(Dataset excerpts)
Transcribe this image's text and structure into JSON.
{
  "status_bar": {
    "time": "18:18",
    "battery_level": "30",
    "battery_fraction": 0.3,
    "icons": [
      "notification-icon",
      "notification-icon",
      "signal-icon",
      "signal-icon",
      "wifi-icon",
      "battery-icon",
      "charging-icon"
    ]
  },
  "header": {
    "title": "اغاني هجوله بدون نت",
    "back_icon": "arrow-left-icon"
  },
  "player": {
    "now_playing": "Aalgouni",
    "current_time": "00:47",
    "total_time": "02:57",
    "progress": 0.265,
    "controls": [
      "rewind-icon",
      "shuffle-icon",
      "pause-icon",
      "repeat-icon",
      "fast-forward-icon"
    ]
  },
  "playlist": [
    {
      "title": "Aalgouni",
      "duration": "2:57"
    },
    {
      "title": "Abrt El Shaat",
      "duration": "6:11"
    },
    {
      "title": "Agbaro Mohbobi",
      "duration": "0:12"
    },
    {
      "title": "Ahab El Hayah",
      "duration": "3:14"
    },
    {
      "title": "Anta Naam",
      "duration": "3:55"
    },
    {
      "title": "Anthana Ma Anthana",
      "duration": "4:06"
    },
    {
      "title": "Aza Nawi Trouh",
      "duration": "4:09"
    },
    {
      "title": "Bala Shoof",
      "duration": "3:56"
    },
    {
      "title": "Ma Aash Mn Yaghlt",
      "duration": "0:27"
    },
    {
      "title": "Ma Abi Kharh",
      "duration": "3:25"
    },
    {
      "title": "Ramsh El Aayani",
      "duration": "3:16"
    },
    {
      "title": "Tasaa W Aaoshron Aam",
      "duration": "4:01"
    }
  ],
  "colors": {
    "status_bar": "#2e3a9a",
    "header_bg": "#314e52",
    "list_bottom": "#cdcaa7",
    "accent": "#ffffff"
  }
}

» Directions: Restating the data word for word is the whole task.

» Reply:
Transcribe this image's text and structure into JSON.
{
  "status_bar": {
    "time": "18:18",
    "battery_level": "30",
    "battery_fraction": 0.3,
    "icons": [
      "notification-icon",
      "notification-icon",
      "signal-icon",
      "signal-icon",
      "wifi-icon",
      "battery-icon",
      "charging-icon"
    ]
  },
  "header": {
    "title": "اغاني هجوله بدون نت",
    "back_icon": "arrow-left-icon"
  },
  "player": {
    "now_playing": "Aalgouni",
    "current_time": "00:47",
    "total_time": "02:57",
    "progress": 0.265,
    "controls": [
      "rewind-icon",
      "shuffle-icon",
      "pause-icon",
      "repeat-icon",
      "fast-forward-icon"
    ]
  },
  "playlist": [
    {
      "title": "Aalgouni",
      "duration": "2:57"
    },
    {
      "title": "Abrt El Shaat",
      "duration": "6:11"
    },
    {
      "title": "Agbaro Mohbobi",
      "duration": "0:12"
    },
    {
      "title": "Ahab El Hayah",
      "duration": "3:14"
    },
    {
      "title": "Anta Naam",
      "duration": "3:55"
    },
    {
      "title": "Anthana Ma Anthana",
      "duration": "4:06"
    },
    {
      "title": "Aza Nawi Trouh",
      "duration": "4:09"
    },
    {
      "title": "Bala Shoof",
      "duration": "3:56"
    },
    {
      "title": "Ma Aash Mn Yaghlt",
      "duration": "0:27"
    },
    {
      "title": "Ma Abi Kharh",
      "duration": "3:25"
    },
    {
      "title": "Ramsh El Aayani",
      "duration": "3:16"
    },
    {
      "title": "Tasaa W Aaoshron Aam",
      "duration": "4:01"
    }
  ],
  "colors": {
    "status_bar": "#2e3a9a",
    "header_bg": "#314e52",
    "list_bottom": "#cdcaa7",
    "accent": "#ffffff"
  }
}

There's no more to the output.